    Praised for the "variety of playing style and interpretive surprise" in his performances of Johann Sebastian Bach, an outstanding talent among the new generation of American harpsichordists offers an evening of masterworks by the great composer including the Partita in D Major, BWV 828 and the English Suite in G Minor, BWV 808.
    Tickets available March 9.
  • April 27:
    L'Ensemble Baroque de Limoges
    Christophe Coin, Director
    Led by a cellist of "imaginative high spirits," members of a period instrument group praised for the "refined nuances" and "eloquently-spun" lines of its playing, in works by Leclair, Marin Marais, Rameau, Telemann, and excerpts from J.S. Bach's Musical Offering.

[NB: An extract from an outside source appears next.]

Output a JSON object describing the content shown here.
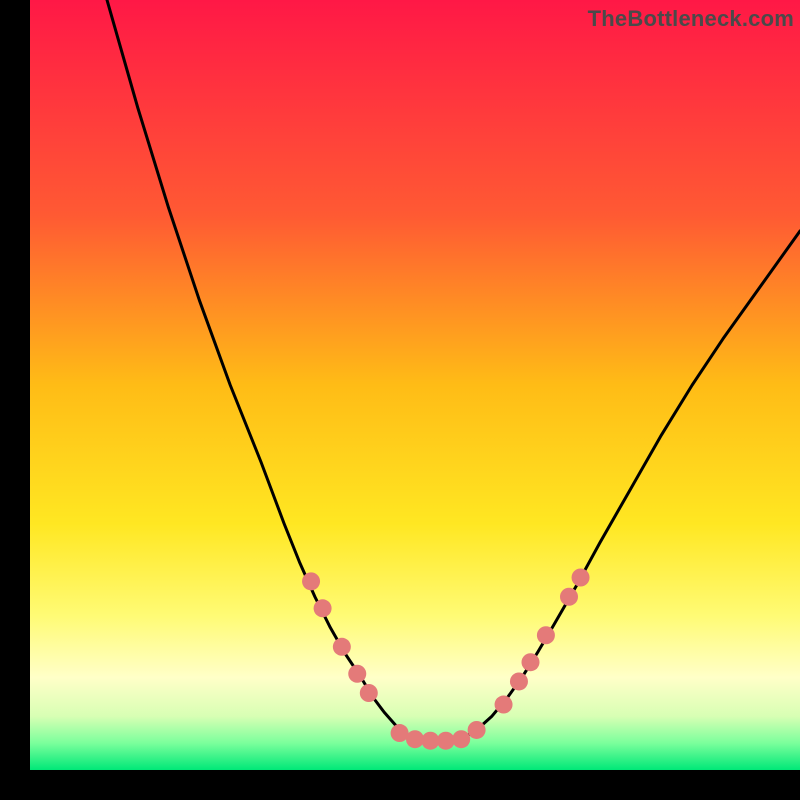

Presented in cooperation with the Embassy of France.
    Tickets available March 16.
  • April 29:
    David Finckel, cello, and Wu Han, piano
    Recently named artistic directors of the New York Chamber Music Society, the brilliant husband and wife duo presents an evening of Russian classics and the Washington premiere of a sonata by poet-pianist-composer Lera Auerbach dedicated to them.
    Tickets available March 16.
  • May 12:
    Akademie für Alte Musik Berlin
    Veracini: Overture no. 6
    Vivaldi: Concerto for Strings, RV 156
    Vivaldi: Concerto for Two Violins, RV 533
    Geminiani: Concerto Grosso no. 12 in D Minor
    Bach: Orchestral Suite no. 1, BWV 1066
    Bach: Concerto for Two Violins, BWV 1043
    Tickets available March 30.
  • May 17:
    New York Festival of Song: Lost Tribes of Vaudeville
    Michael Barrett and Steven Blier, Artistic Directors
    Pianist-arranger Steven Blier leads vocalists and instrumentalists in "a light-hearted salute" to black and Jewish vaudeville performers - legends Bert Williams, George Walker, Fanny Brice, Sophie Tucker, Ethel Waters, Cab Calloway, Al Jolson, Eddie Cantor, and Molly Picon.
    Tickets available April 6.
  • May 20:
    Rolf Schulte, violin; James Finn, piano; and Jerry Grossman, cello
    Ravel: Sonate postume
    Lerdahl: Duo for Violin and Piano (World Premiere)
    Brahms: Scherzo in C Minor, woo2 posth.
    Schumann: Piano Trio in D Minor, op. 63.
    Tickets available April 6.


PR 04-155
ISSN 0731-3527